EUCHARISTIC REVIVAL Launched in the Archdiocese of St. Louis
The Bishops of the United States are calling for a three-year grassroots revival of devotion and belief in the Real Presence of Jesus in the Eucharist. They believe that God wants to see a movement of Catholics across the United States, healed, converted, formed, and unified by an encounter with Jesus in the Eucharist—and sent out in mission “for the life of the world.”
Taking this to heart, let us reflect on a recently released document of our Bishops.
THE MYSTERY OF THE EUCHARIST IN THE LIFE OF THE CHURCH
United States Conference of Catholic Bishops Washington, D.C.
The document The Mystery of the Eucharist in the Life of the Church was developed by the Committee on Doctrine of the United States Conference of Catholic Bishops (USCCB). It was approved by the full body of the USCCB at its November 2021 General Meeting.
1. On March 27, 2020, at an early point in the global pandemic, Pope Francis walked alone in the rain across an empty St. Peter’s Square to offer prayer for the world in a time of crisis. “Faith,” he said, “begins when we realize we are in need of salvation. We are not self-sufficient; by ourselves we founder: we need the Lord, like ancient navigators needed the stars.” Recalling when Jesus was asleep in the boat as a tempest was raging (Mk 4:35-41), the Holy Father said, “The Lord awakens so as to reawaken and revive our Easter faith.” On that day, Pope Francis presided over the rite of Eucharistic Exposition and Benediction in order to focus our attention on the presence of Christ in the Blessed Sacrament. The Pope was reminding us that even in a time of turbulence and crisis, Jesus is present among us, as present as he was long ago in the boat on the Sea of Galilee.
2. In similar fashion, Pope Saint John Paul II reminded us of this ongoing presence when he repeated to us the words of Christ: I am with you always, to the end of the age (Mt 28:20). He proclaimed: “This promise of Christ never ceases to resound in the Church as the fertile secret of her life and the wellspring of her hope. As the day of Resurrection, Sunday is not only the remembrance of a past event: it is a celebration of the living presence of the Risen Lord in the midst of his own people."
3. We call on these inspiring words of the saintly Pope John Paul II as we offer these reflections on the importance of the Eucharist in the life of the Church.
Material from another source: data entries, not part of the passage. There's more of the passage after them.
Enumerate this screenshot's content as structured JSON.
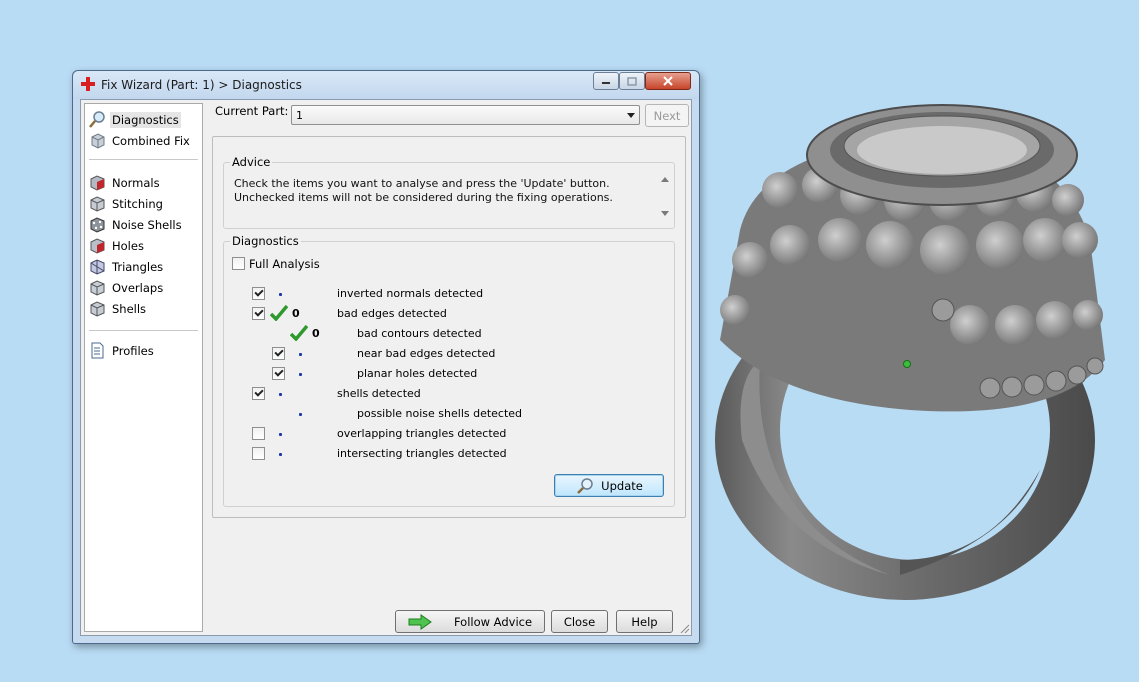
{
  "window": {
    "title": "Fix Wizard (Part: 1) > Diagnostics"
  },
  "nav": {
    "items": [
      {
        "label": "Diagnostics",
        "icon": "magnifier-icon",
        "selected": true
      },
      {
        "label": "Combined Fix",
        "icon": "cube-icon"
      },
      {
        "label": "Normals",
        "icon": "normals-cube-icon"
      },
      {
        "label": "Stitching",
        "icon": "stitching-cube-icon"
      },
      {
        "label": "Noise Shells",
        "icon": "noise-shells-icon"
      },
      {
        "label": "Holes",
        "icon": "holes-cube-icon"
      },
      {
        "label": "Triangles",
        "icon": "triangles-cube-icon"
      },
      {
        "label": "Overlaps",
        "icon": "overlaps-cube-icon"
      },
      {
        "label": "Shells",
        "icon": "shells-cube-icon"
      },
      {
        "label": "Profiles",
        "icon": "document-icon"
      }
    ]
  },
  "header": {
    "current_part_label": "Current Part:",
    "current_part_value": "1",
    "next_label": "Next"
  },
  "advice": {
    "title": "Advice",
    "text": "Check the items you want to analyse and press the 'Update' button. Unchecked items will not be considered during the fixing operations."
  },
  "diagnostics": {
    "title": "Diagnostics",
    "full_analysis_label": "Full Analysis",
    "full_analysis_checked": false,
    "rows": [
      {
        "label": "inverted normals detected",
        "checked": true,
        "result": ""
      },
      {
        "label": "bad edges detected",
        "checked": true,
        "result": "0"
      },
      {
        "label": "bad contours detected",
        "checked": null,
        "result": "0"
      },
      {
        "label": "near bad edges detected",
        "checked": true,
        "result": ""
      },
      {
        "label": "planar holes detected",
        "checked": true,
        "result": ""
      },
      {
        "label": "shells detected",
        "checked": true,
        "result": ""
      },
      {
        "label": "possible noise shells detected",
        "checked": null,
        "result": ""
      },
      {
        "label": "overlapping triangles detected",
        "checked": false,
        "result": ""
      },
      {
        "label": "intersecting triangles detected",
        "checked": false,
        "result": ""
      }
    ],
    "update_label": "Update"
  },
  "footer": {
    "follow_advice_label": "Follow Advice",
    "close_label": "Close",
    "help_label": "Help"
  },
  "colors": {
    "desktop_bg": "#b9dcf5",
    "check_green": "#2e9a2e",
    "close_red": "#c7452b"
  }
}
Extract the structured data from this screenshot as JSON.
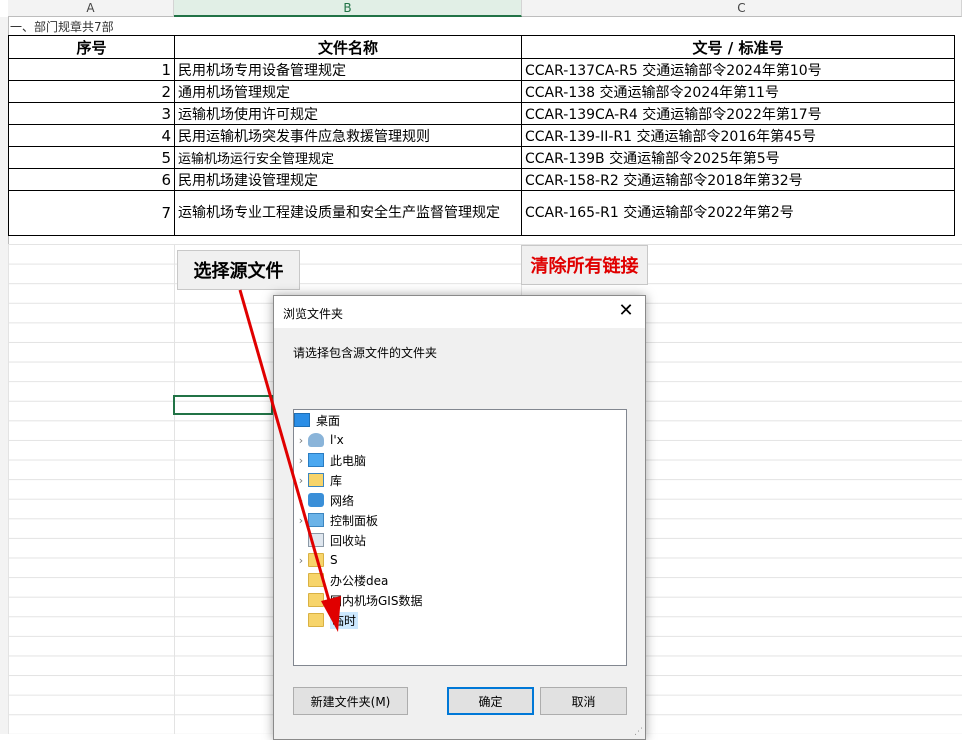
{
  "sheet": {
    "columns": [
      "A",
      "B",
      "C"
    ],
    "section_title": "一、部门规章共7部",
    "table": {
      "headers": [
        "序号",
        "文件名称",
        "文号 / 标准号"
      ],
      "rows": [
        {
          "no": "1",
          "name": "民用机场专用设备管理规定",
          "code": "CCAR-137CA-R5 交通运输部令2024年第10号"
        },
        {
          "no": "2",
          "name": "通用机场管理规定",
          "code": "CCAR-138 交通运输部令2024年第11号"
        },
        {
          "no": "3",
          "name": "运输机场使用许可规定",
          "code": "CCAR-139CA-R4 交通运输部令2022年第17号"
        },
        {
          "no": "4",
          "name": "民用运输机场突发事件应急救援管理规则",
          "code": "CCAR-139-II-R1 交通运输部令2016年第45号"
        },
        {
          "no": "5",
          "name": "运输机场运行安全管理规定",
          "code": "CCAR-139B 交通运输部令2025年第5号"
        },
        {
          "no": "6",
          "name": "民用机场建设管理规定",
          "code": "CCAR-158-R2 交通运输部令2018年第32号"
        },
        {
          "no": "7",
          "name": "运输机场专业工程建设质量和安全生产监督管理规定",
          "code": "CCAR-165-R1 交通运输部令2022年第2号"
        }
      ]
    },
    "buttons": {
      "select_source": "选择源文件",
      "clear_links": "清除所有链接"
    },
    "colors": {
      "clear_links_text": "#e00000",
      "arrow": "#e00000",
      "selection": "#217346"
    }
  },
  "dialog": {
    "title": "浏览文件夹",
    "prompt": "请选择包含源文件的文件夹",
    "tree": [
      {
        "label": "桌面",
        "icon": "desktop-icon",
        "expandable": false,
        "indent": 0
      },
      {
        "label": "l'x",
        "icon": "user-icon",
        "expandable": true,
        "indent": 1
      },
      {
        "label": "此电脑",
        "icon": "computer-icon",
        "expandable": true,
        "indent": 1
      },
      {
        "label": "库",
        "icon": "library-icon",
        "expandable": true,
        "indent": 1
      },
      {
        "label": "网络",
        "icon": "network-icon",
        "expandable": true,
        "indent": 1
      },
      {
        "label": "控制面板",
        "icon": "control-panel-icon",
        "expandable": true,
        "indent": 1
      },
      {
        "label": "回收站",
        "icon": "recycle-bin-icon",
        "expandable": false,
        "indent": 1
      },
      {
        "label": "S",
        "icon": "folder-icon",
        "expandable": true,
        "indent": 1
      },
      {
        "label": "办公楼dea",
        "icon": "folder-icon",
        "expandable": false,
        "indent": 1
      },
      {
        "label": "国内机场GIS数据",
        "icon": "folder-icon",
        "expandable": false,
        "indent": 1
      },
      {
        "label": "临时",
        "icon": "folder-icon",
        "expandable": false,
        "indent": 1,
        "selected": true
      }
    ],
    "buttons": {
      "new_folder": "新建文件夹(M)",
      "ok": "确定",
      "cancel": "取消"
    }
  }
}
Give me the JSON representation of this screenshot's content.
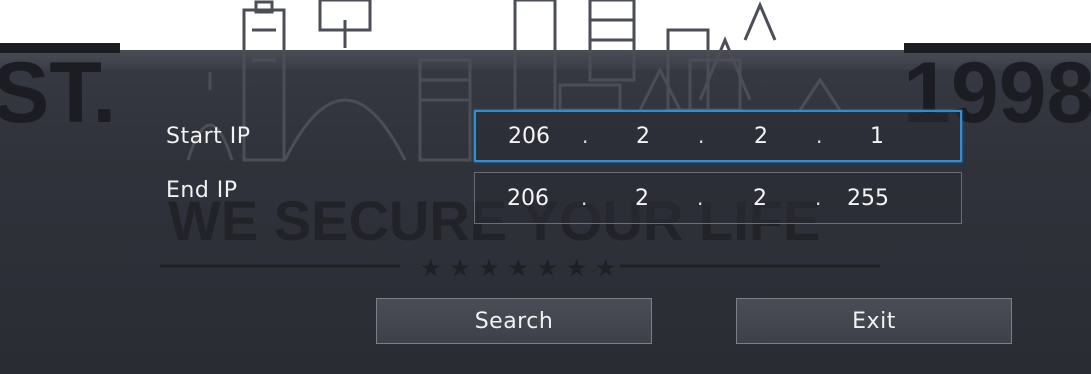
{
  "watermark": {
    "left_text": "ST.",
    "right_text": "1998",
    "center_text": "WE SECURE YOUR LIFE",
    "stars": "★ ★ ★ ★ ★ ★ ★"
  },
  "form": {
    "start_label": "Start IP",
    "end_label": "End IP",
    "start_ip": [
      "206",
      "2",
      "2",
      "1"
    ],
    "end_ip": [
      "206",
      "2",
      "2",
      "255"
    ],
    "separator": "."
  },
  "buttons": {
    "search_label": "Search",
    "exit_label": "Exit"
  },
  "colors": {
    "background": "#30333b",
    "focus_border": "#2f8fd6",
    "text": "#f2f2f2"
  }
}
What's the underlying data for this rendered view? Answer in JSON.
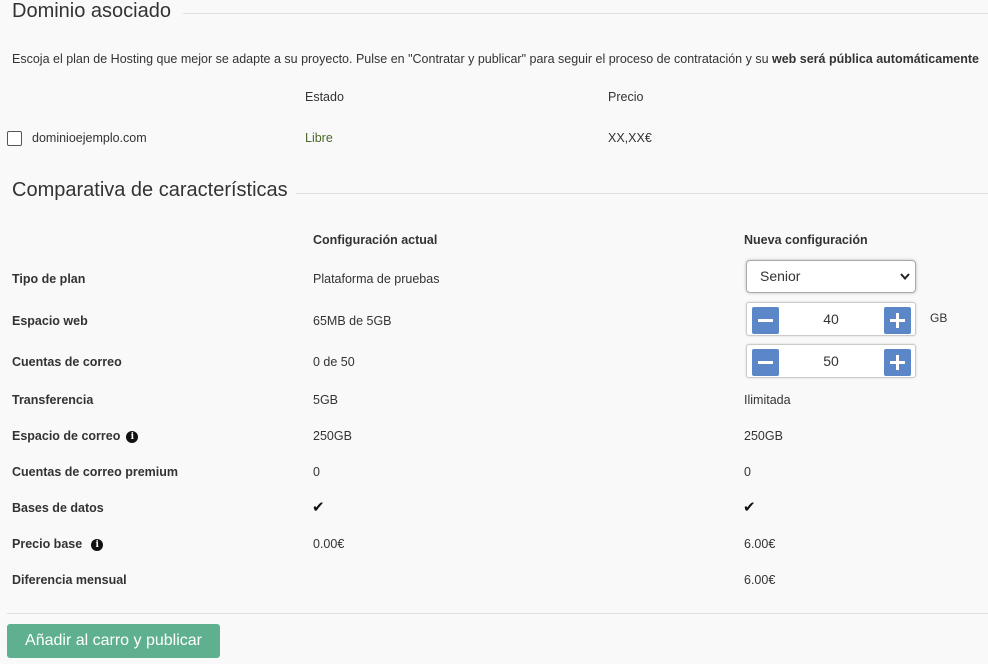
{
  "domain_section": {
    "title": "Dominio asociado",
    "intro_text": "Escoja el plan de Hosting que mejor se adapte a su proyecto. Pulse en \"Contratar y publicar\" para seguir el proceso de contratación y su ",
    "intro_bold": "web será pública automáticamente",
    "col_status": "Estado",
    "col_price": "Precio",
    "domain": {
      "name": "dominioejemplo.com",
      "status": "Libre",
      "price": "XX,XX€",
      "checked": false
    }
  },
  "comparison": {
    "title": "Comparativa de características",
    "col_current": "Configuración actual",
    "col_new": "Nueva configuración",
    "rows": [
      {
        "label": "Tipo de plan",
        "current": "Plataforma de pruebas",
        "new": "Senior"
      },
      {
        "label": "Espacio web",
        "current": "65MB de 5GB",
        "new": "40",
        "unit": "GB"
      },
      {
        "label": "Cuentas de correo",
        "current": "0 de 50",
        "new": "50"
      },
      {
        "label": "Transferencia",
        "current": "5GB",
        "new": "Ilimitada"
      },
      {
        "label": "Espacio de correo",
        "current": "250GB",
        "new": "250GB"
      },
      {
        "label": "Cuentas de correo premium",
        "current": "0",
        "new": "0"
      },
      {
        "label": "Bases de datos",
        "current": "✔",
        "new": "✔"
      },
      {
        "label": "Precio base",
        "current": "0.00€",
        "new": "6.00€"
      },
      {
        "label": "Diferencia mensual",
        "current": "",
        "new": "6.00€"
      }
    ],
    "select_icon": "chevron-down-icon",
    "info_icon": "info-icon"
  },
  "actions": {
    "submit_label": "Añadir al carro y publicar"
  },
  "colors": {
    "accent_blue": "#5b87c9",
    "button_green": "#5fb08e",
    "status_green": "#4a6a2a"
  }
}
We do so mindful of how the pandemic has forced us to stay physically distant from one another and, for a time, to view the celebration of the Mass on a television or computer screen. Many of the faithful appear to have had their faith and their desire for the Eucharist strengthened by such a long separation. At the same time, as pastors we sense that others, having lived without Mass for so long, may have become discouraged or accustomed to life without the Eucharist. In many ways the pandemic is still with us.
4. As Christians we know that we need Christ to be present in our lives. He is our very sustenance as he reminded us: unless you eat the flesh of the Son of Man and drink his blood, you do not have life within you (Jn 6:53).
5. The Lord accompanies us in many ways, but none as profound as when we encounter him in the Eucharist. On our journey toward eternal life, Christ nourishes us with his very self. Once, when told by someone that she no longer saw the point of going to daily Mass, the Servant of God Dorothy Day reflected: “We go eat of this fruit of the tree of life because Jesus told us to. . . . He took upon himself our humanity that we might share in his divinity. We are nourished by his flesh that we may grow to be other Christs. I believe this literally, just as I believe the child is nourished by the milk from his mother’s breast.”
Over the coming weeks, we will return to this document for insight, reflection and prayer.
Sincerely yours in Jesus,
Fr. John Seper